TASK DETAILS – Print every entry word for word, but omit the pictures.

TASK INPUTS –
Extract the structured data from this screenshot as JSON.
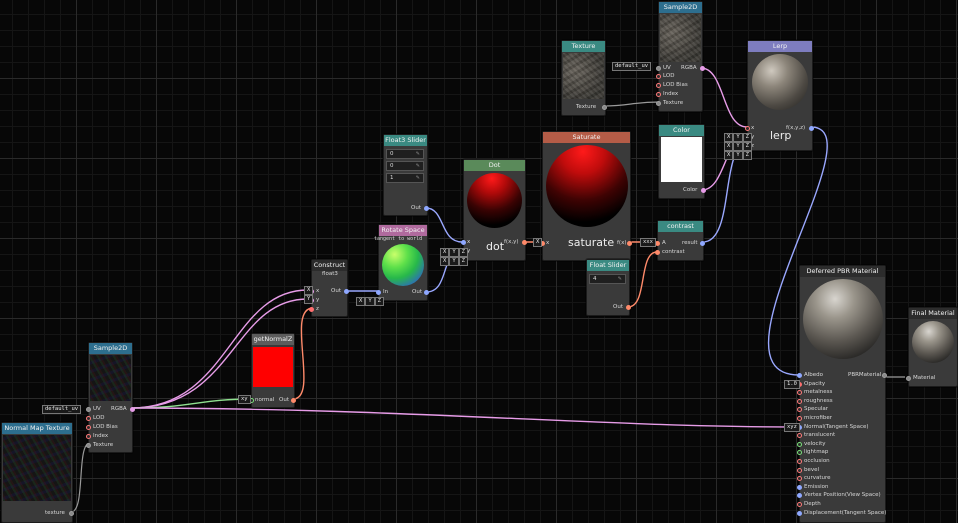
{
  "nodes": {
    "sample2d_top": {
      "title": "Sample2D",
      "uv": "UV",
      "rgba": "RGBA",
      "lod": "LOD",
      "lod_bias": "LOD Bias",
      "index": "Index",
      "texture": "Texture",
      "uv_badge": "default_uv"
    },
    "texture": {
      "title": "Texture",
      "out": "Texture"
    },
    "lerp": {
      "title": "Lerp",
      "func": "f(x,y,z)",
      "label": "lerp",
      "x": "x",
      "y": "y",
      "z": "z",
      "badge_xyz": [
        "X",
        "Y",
        "Z"
      ]
    },
    "color": {
      "title": "Color",
      "out": "Color"
    },
    "float3_slider": {
      "title": "Float3 Slider",
      "values": [
        "0",
        "0",
        "1"
      ],
      "out": "Out"
    },
    "dot": {
      "title": "Dot",
      "func": "f(x,y)",
      "label": "dot",
      "x": "x",
      "y": "y"
    },
    "saturate": {
      "title": "Saturate",
      "func": "f(x)",
      "label": "saturate",
      "x": "x"
    },
    "contrast": {
      "title": "contrast",
      "a": "A",
      "contrast": "contrast",
      "result": "result",
      "badge": "xxx"
    },
    "rotate_space": {
      "title": "Rotate Space",
      "subtitle": "tangent to world",
      "in": "In",
      "out": "Out"
    },
    "construct": {
      "title": "Construct",
      "subtitle": "float3",
      "x": "x",
      "y": "y",
      "z": "z",
      "out": "Out"
    },
    "float_slider": {
      "title": "Float Slider",
      "value": "4",
      "out": "Out"
    },
    "get_normal_z": {
      "title": "getNormalZ",
      "normal": "normal",
      "out": "Out",
      "badge": "xy"
    },
    "sample2d_bottom": {
      "title": "Sample2D",
      "uv": "UV",
      "rgba": "RGBA",
      "lod": "LOD",
      "lod_bias": "LOD Bias",
      "index": "Index",
      "texture": "Texture",
      "uv_badge": "default_uv"
    },
    "normal_map_texture": {
      "title": "Normal Map Texture",
      "out": "texture"
    },
    "deferred_pbr": {
      "title": "Deferred PBR Material",
      "out": "PBRMaterial",
      "opacity_badge": "1.0",
      "normal_badge": "xyz",
      "inputs": [
        "Albedo",
        "Opacity",
        "metalness",
        "roughness",
        "Specular",
        "microfiber",
        "Normal(Tangent Space)",
        "translucent",
        "velocity",
        "lightmap",
        "occlusion",
        "bevel",
        "curvature",
        "Emission",
        "Vertex Position(View Space)",
        "Depth",
        "Displacement(Tangent Space)"
      ]
    },
    "final_material": {
      "title": "Final Material",
      "in": "Material"
    }
  },
  "badges": {
    "swizzle_xyz": [
      "X",
      "Y",
      "Z"
    ],
    "swizzle_x": "X"
  },
  "colors": {
    "wire_pink": "#e79ce8",
    "wire_blue": "#9aa8ff",
    "wire_green": "#8fe08f",
    "wire_orange": "#ff8a6a",
    "wire_gray": "#9a9a9a",
    "lerp_header": "#7e7dbf",
    "saturate_header": "#b45c47",
    "rotate_header": "#b06a9e",
    "sample_header": "#2d6e8e",
    "teal_header": "#3a8a82"
  }
}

PROBLEM SOLUTION –
Extract the structured data from this screenshot as JSON.
{
  "nodes": {
    "sample2d_top": {
      "title": "Sample2D",
      "uv": "UV",
      "rgba": "RGBA",
      "lod": "LOD",
      "lod_bias": "LOD Bias",
      "index": "Index",
      "texture": "Texture",
      "uv_badge": "default_uv"
    },
    "texture": {
      "title": "Texture",
      "out": "Texture"
    },
    "lerp": {
      "title": "Lerp",
      "func": "f(x,y,z)",
      "label": "lerp",
      "x": "x",
      "y": "y",
      "z": "z",
      "badge_xyz": [
        "X",
        "Y",
        "Z"
      ]
    },
    "color": {
      "title": "Color",
      "out": "Color"
    },
    "float3_slider": {
      "title": "Float3 Slider",
      "values": [
        "0",
        "0",
        "1"
      ],
      "out": "Out"
    },
    "dot": {
      "title": "Dot",
      "func": "f(x,y)",
      "label": "dot",
      "x": "x",
      "y": "y"
    },
    "saturate": {
      "title": "Saturate",
      "func": "f(x)",
      "label": "saturate",
      "x": "x"
    },
    "contrast": {
      "title": "contrast",
      "a": "A",
      "contrast": "contrast",
      "result": "result",
      "badge": "xxx"
    },
    "rotate_space": {
      "title": "Rotate Space",
      "subtitle": "tangent to world",
      "in": "In",
      "out": "Out"
    },
    "construct": {
      "title": "Construct",
      "subtitle": "float3",
      "x": "x",
      "y": "y",
      "z": "z",
      "out": "Out"
    },
    "float_slider": {
      "title": "Float Slider",
      "value": "4",
      "out": "Out"
    },
    "get_normal_z": {
      "title": "getNormalZ",
      "normal": "normal",
      "out": "Out",
      "badge": "xy"
    },
    "sample2d_bottom": {
      "title": "Sample2D",
      "uv": "UV",
      "rgba": "RGBA",
      "lod": "LOD",
      "lod_bias": "LOD Bias",
      "index": "Index",
      "texture": "Texture",
      "uv_badge": "default_uv"
    },
    "normal_map_texture": {
      "title": "Normal Map Texture",
      "out": "texture"
    },
    "deferred_pbr": {
      "title": "Deferred PBR Material",
      "out": "PBRMaterial",
      "opacity_badge": "1.0",
      "normal_badge": "xyz",
      "inputs": [
        "Albedo",
        "Opacity",
        "metalness",
        "roughness",
        "Specular",
        "microfiber",
        "Normal(Tangent Space)",
        "translucent",
        "velocity",
        "lightmap",
        "occlusion",
        "bevel",
        "curvature",
        "Emission",
        "Vertex Position(View Space)",
        "Depth",
        "Displacement(Tangent Space)"
      ]
    },
    "final_material": {
      "title": "Final Material",
      "in": "Material"
    }
  },
  "badges": {
    "swizzle_xyz": [
      "X",
      "Y",
      "Z"
    ],
    "swizzle_x": "X"
  },
  "colors": {
    "wire_pink": "#e79ce8",
    "wire_blue": "#9aa8ff",
    "wire_green": "#8fe08f",
    "wire_orange": "#ff8a6a",
    "wire_gray": "#9a9a9a",
    "lerp_header": "#7e7dbf",
    "saturate_header": "#b45c47",
    "rotate_header": "#b06a9e",
    "sample_header": "#2d6e8e",
    "teal_header": "#3a8a82"
  }
}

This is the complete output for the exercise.